* _ACTION ITEM_
What lines of the data below hold the string "main"? Copy each one out.

[Stored data entries]

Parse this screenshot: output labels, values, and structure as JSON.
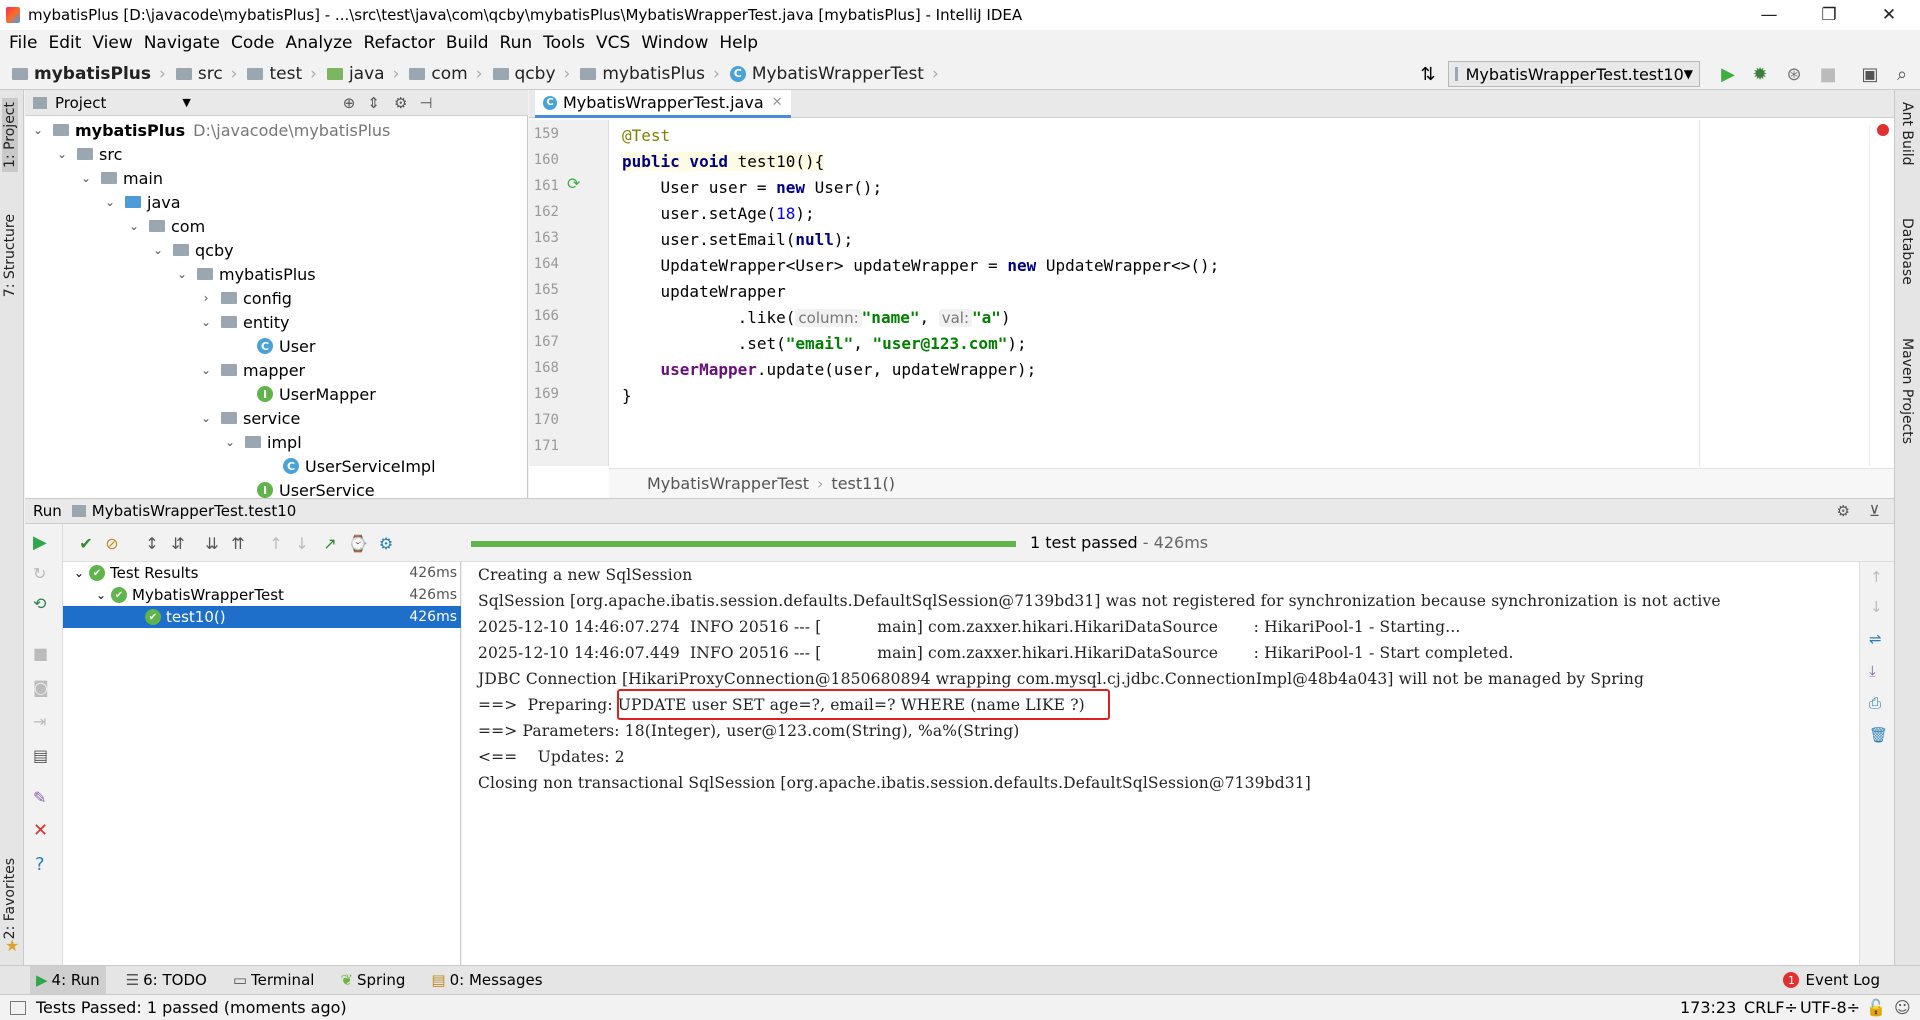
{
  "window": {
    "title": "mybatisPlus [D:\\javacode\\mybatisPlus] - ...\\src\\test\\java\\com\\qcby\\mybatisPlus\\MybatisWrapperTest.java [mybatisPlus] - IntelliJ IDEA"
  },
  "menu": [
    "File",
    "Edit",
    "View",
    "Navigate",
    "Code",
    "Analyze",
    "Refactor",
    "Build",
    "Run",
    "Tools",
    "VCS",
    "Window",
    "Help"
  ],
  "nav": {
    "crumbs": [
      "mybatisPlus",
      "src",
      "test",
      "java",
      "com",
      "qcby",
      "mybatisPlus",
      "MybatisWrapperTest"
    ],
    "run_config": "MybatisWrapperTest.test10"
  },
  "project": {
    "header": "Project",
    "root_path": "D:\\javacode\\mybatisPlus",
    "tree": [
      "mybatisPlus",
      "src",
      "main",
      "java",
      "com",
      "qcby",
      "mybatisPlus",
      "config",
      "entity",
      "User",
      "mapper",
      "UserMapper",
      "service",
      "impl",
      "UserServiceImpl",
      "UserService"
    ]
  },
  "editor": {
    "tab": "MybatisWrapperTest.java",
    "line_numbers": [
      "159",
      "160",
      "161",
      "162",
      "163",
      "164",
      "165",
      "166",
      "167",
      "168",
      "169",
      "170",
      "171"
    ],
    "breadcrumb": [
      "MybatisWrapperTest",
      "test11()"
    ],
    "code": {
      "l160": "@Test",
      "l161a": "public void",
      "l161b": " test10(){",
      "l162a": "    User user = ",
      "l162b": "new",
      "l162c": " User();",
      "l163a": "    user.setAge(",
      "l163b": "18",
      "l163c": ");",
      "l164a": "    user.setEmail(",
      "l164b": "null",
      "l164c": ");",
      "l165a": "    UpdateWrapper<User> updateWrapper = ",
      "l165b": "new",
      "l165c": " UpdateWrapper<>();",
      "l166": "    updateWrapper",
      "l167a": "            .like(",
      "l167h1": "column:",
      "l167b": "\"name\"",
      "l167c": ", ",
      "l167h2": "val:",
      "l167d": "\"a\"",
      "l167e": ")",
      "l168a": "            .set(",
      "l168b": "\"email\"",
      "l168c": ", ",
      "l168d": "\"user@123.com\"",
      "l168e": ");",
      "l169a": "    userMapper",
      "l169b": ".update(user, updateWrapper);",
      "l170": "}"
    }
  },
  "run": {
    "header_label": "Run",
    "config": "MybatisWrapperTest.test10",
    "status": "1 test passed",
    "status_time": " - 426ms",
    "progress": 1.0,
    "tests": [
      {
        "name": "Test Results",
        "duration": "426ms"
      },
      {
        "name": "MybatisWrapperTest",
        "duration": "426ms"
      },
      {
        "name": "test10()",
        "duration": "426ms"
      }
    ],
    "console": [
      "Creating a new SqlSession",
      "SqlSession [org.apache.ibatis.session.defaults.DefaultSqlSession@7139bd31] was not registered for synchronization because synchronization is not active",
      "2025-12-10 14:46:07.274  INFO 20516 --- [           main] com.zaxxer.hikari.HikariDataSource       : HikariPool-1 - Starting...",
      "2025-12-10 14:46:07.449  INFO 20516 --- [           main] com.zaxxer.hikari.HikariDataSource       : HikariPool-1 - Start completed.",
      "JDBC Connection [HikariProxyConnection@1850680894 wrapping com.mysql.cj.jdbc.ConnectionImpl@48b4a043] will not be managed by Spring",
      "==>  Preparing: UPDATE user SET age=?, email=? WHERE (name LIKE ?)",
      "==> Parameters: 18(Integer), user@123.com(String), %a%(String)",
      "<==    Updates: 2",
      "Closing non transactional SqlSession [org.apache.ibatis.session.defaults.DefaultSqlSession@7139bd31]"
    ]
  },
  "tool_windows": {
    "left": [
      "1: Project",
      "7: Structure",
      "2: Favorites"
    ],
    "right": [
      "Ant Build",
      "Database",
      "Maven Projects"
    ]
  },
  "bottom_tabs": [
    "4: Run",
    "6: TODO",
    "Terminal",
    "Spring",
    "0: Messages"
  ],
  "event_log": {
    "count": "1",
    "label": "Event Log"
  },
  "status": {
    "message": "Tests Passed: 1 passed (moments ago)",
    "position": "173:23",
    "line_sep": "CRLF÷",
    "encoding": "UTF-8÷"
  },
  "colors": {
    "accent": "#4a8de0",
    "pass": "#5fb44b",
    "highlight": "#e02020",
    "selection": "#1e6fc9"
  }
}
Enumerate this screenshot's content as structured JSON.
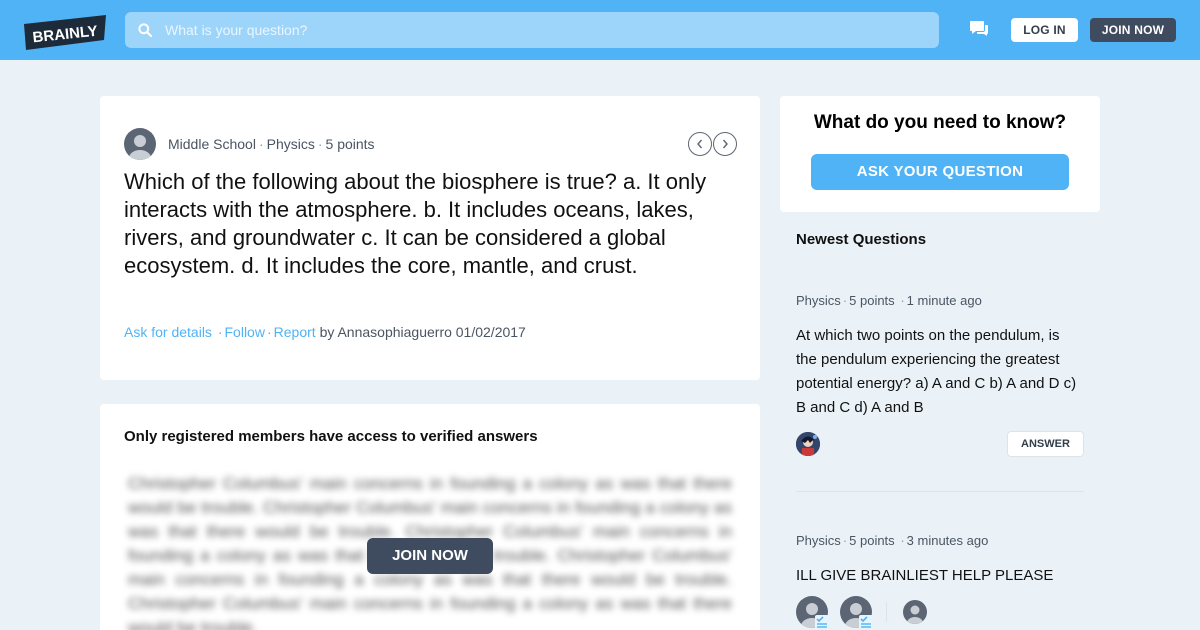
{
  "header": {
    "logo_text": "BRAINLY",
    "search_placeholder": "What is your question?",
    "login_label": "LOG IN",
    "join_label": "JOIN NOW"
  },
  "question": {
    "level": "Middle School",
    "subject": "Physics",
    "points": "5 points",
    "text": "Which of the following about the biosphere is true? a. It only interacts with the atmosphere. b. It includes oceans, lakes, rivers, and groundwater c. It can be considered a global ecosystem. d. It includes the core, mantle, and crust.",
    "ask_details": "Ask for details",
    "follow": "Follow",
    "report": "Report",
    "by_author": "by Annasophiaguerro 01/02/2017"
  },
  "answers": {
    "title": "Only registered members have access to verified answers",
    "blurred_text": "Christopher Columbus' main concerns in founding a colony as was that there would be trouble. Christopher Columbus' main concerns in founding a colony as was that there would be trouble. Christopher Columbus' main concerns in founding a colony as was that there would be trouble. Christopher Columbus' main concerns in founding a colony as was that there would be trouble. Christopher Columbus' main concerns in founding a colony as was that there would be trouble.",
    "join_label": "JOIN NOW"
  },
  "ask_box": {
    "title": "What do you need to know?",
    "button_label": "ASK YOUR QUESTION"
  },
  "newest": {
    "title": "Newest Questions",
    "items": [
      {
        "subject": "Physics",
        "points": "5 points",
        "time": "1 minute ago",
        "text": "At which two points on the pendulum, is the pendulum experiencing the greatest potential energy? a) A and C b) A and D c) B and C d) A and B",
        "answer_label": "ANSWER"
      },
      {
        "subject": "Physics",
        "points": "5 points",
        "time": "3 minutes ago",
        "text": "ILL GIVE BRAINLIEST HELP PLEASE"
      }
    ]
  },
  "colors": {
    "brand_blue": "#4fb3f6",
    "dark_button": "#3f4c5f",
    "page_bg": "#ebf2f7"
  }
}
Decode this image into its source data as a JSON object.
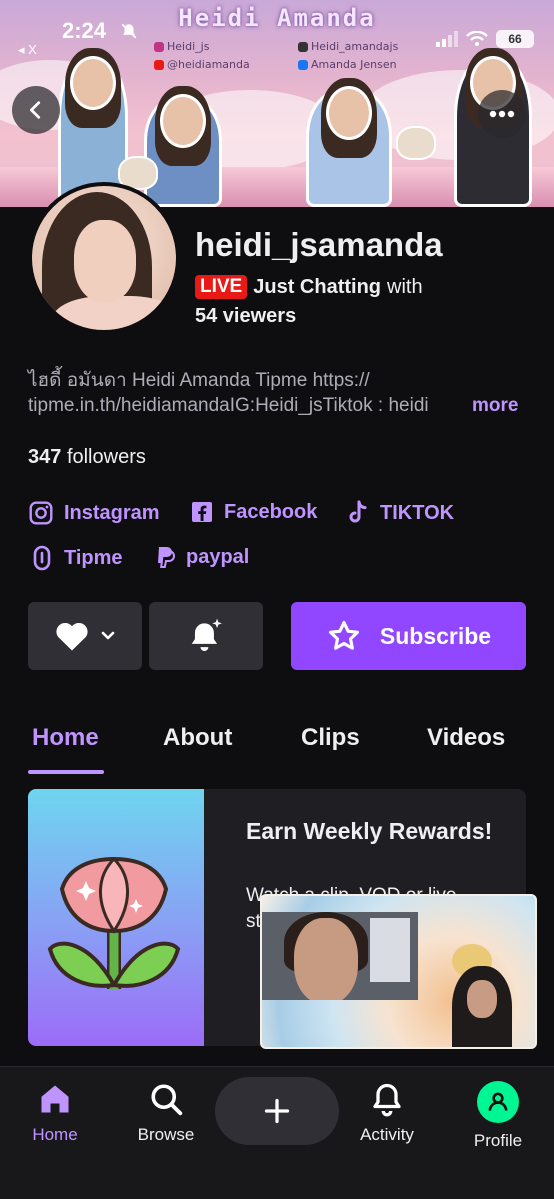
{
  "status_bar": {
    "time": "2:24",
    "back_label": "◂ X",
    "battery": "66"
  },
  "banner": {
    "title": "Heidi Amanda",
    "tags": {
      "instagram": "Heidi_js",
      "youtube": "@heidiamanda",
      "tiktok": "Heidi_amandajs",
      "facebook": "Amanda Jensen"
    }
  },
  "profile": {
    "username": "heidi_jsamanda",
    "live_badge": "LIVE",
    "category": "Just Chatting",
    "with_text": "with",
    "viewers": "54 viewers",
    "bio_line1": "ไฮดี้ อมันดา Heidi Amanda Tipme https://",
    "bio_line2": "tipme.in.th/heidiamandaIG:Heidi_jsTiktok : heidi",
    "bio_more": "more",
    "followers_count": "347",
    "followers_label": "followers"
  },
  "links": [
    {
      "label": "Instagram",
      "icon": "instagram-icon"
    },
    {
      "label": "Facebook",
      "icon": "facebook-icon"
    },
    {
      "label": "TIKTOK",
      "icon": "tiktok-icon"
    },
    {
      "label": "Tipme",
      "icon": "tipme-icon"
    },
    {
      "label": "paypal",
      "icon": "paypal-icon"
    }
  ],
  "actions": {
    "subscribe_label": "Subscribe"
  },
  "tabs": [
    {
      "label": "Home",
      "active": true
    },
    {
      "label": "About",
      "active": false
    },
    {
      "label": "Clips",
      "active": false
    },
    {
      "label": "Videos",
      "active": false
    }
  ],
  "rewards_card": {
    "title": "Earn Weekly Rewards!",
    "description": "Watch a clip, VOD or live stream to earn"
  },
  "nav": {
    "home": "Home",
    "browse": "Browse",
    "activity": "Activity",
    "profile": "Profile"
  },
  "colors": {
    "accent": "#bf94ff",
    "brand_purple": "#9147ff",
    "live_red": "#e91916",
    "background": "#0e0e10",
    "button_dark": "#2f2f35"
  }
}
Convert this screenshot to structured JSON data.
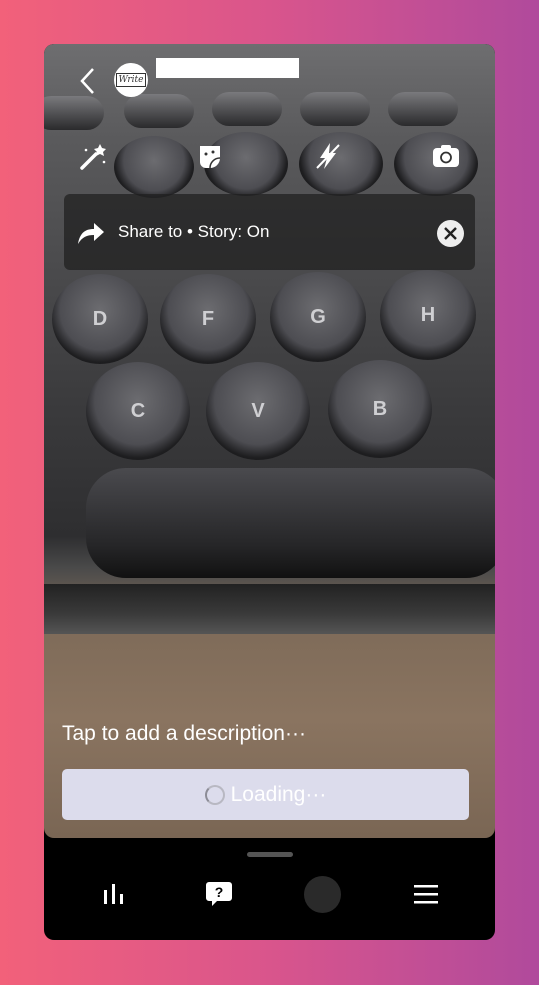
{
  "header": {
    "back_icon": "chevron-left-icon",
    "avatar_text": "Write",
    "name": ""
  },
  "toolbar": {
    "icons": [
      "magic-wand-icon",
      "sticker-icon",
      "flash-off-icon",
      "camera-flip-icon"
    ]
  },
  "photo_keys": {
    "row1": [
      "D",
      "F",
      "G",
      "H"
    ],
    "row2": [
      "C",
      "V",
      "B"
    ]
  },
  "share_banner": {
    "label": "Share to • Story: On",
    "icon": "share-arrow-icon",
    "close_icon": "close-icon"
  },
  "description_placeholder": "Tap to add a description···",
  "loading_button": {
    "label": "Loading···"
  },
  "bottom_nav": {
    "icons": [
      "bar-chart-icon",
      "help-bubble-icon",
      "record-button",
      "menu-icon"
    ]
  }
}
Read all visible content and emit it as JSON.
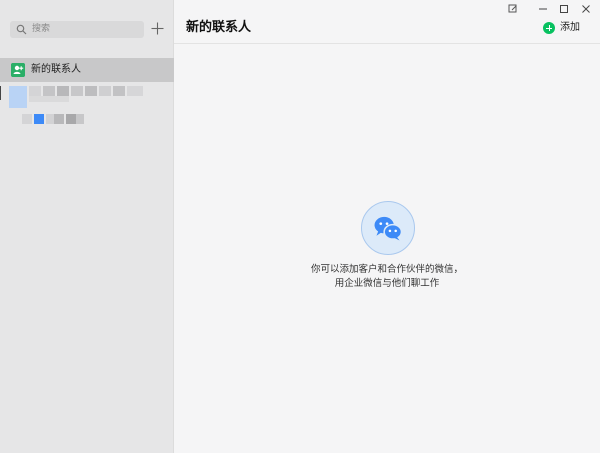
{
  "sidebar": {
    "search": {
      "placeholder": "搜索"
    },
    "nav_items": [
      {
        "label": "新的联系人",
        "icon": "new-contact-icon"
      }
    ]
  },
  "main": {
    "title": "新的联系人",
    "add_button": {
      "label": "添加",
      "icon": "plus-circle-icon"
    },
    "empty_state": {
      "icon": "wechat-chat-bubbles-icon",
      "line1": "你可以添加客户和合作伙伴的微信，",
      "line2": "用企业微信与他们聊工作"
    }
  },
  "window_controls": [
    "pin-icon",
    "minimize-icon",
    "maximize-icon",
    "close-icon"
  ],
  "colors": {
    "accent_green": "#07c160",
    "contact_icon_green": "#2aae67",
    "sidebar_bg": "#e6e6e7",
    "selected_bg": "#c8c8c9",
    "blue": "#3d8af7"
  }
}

* _ANSWER SPACE_
      "main",
      "2025-12-10 14:46:07.274  INFO 20516 --- [           main] com.zaxxer.hikari.HikariDataSource       : HikariPool-1 - Starting...",
      "2025-12-10 14:46:07.449  INFO 20516 --- [           main] com.zaxxer.hikari.HikariDataSource       : HikariPool-1 - Start completed.",
    "blurred_text": "Christopher Columbus' main concerns in founding a colony as was that there would be trouble. Christopher Columbus' main concerns in founding a colony as was that there would be trouble. Christopher Columbus' main concerns in founding a colony as was that there would be trouble. Christopher Columbus' main concerns in founding a colony as was that there would be trouble. Christopher Columbus' main concerns in founding a colony as was that there would be trouble.",
  "main": {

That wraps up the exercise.